START TASK MATERIAL

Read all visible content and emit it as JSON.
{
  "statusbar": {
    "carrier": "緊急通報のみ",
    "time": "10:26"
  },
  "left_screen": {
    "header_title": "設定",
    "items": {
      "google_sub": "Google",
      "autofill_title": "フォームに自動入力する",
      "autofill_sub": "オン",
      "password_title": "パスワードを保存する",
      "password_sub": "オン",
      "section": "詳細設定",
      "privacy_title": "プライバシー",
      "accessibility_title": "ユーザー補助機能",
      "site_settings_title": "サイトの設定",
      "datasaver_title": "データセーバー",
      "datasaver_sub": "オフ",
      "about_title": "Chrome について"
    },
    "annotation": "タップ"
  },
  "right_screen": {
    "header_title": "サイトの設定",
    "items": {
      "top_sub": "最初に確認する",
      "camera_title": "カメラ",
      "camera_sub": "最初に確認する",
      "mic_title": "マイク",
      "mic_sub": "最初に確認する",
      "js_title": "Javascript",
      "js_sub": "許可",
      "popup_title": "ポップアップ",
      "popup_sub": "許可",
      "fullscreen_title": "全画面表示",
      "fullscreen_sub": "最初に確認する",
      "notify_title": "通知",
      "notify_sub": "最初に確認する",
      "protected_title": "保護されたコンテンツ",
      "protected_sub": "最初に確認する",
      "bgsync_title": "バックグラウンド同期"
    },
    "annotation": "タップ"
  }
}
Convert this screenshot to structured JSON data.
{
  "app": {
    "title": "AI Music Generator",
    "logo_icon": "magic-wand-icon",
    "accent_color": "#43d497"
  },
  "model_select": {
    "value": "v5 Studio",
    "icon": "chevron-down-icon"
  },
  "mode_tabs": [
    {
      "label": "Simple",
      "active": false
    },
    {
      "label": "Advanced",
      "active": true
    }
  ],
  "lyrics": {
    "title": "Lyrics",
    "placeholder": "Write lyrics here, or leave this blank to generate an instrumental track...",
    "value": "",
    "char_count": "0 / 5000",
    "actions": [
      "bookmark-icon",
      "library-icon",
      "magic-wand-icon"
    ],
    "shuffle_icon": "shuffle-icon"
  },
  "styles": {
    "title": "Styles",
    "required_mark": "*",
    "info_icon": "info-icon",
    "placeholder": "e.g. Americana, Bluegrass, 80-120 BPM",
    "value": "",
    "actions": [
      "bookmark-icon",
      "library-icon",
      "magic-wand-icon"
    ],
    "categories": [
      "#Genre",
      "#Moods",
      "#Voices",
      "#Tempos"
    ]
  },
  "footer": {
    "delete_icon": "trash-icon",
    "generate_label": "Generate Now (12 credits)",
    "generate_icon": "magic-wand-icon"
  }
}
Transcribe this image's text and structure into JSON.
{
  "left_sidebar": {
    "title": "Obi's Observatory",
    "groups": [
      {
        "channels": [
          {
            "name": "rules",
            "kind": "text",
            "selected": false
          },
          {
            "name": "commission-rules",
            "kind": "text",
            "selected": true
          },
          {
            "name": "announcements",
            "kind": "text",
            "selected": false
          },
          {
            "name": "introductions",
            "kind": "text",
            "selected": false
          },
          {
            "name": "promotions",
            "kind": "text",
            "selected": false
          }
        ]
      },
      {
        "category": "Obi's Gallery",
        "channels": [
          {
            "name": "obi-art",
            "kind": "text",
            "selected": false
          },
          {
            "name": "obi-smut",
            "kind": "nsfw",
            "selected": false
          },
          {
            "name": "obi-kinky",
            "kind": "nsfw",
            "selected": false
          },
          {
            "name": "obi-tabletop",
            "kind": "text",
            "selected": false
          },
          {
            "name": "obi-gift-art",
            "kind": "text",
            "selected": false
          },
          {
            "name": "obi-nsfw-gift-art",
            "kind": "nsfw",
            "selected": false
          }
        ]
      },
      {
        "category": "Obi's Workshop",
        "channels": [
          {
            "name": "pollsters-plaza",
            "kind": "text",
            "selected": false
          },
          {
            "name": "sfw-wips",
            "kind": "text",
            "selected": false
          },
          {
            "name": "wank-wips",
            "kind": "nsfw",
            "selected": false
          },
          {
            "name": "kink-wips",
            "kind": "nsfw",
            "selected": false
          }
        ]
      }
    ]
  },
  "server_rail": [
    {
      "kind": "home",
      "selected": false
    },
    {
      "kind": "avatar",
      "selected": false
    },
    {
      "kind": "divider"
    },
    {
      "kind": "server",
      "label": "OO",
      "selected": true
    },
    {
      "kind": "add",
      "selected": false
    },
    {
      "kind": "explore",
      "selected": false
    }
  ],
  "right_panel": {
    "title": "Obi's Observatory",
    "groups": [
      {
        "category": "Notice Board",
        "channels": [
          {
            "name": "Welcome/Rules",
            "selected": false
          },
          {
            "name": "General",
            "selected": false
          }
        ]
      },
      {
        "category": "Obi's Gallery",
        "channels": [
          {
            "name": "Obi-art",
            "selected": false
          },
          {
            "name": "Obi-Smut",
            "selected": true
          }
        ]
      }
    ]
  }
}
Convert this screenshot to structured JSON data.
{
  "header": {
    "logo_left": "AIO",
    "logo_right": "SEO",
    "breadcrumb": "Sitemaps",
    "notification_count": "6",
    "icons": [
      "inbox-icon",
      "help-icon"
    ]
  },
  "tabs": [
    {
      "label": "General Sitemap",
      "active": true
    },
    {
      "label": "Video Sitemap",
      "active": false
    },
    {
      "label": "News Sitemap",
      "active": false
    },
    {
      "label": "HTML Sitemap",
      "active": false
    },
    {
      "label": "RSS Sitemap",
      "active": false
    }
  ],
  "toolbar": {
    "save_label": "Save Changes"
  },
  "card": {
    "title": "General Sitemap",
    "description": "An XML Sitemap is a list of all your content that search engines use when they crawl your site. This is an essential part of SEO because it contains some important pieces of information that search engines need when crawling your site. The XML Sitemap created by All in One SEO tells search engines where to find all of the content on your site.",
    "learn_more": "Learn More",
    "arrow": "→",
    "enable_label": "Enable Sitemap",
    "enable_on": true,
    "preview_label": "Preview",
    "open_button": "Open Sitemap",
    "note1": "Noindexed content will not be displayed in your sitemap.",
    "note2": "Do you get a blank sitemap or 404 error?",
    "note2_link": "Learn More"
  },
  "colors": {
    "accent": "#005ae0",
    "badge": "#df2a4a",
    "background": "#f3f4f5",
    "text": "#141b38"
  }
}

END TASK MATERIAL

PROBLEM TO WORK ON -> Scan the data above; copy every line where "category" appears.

RESPONSE FOR THIS EXERCISE ->
        "category": "Obi's Gallery",
        "category": "Obi's Workshop",
        "category": "Notice Board",
        "category": "Obi's Gallery",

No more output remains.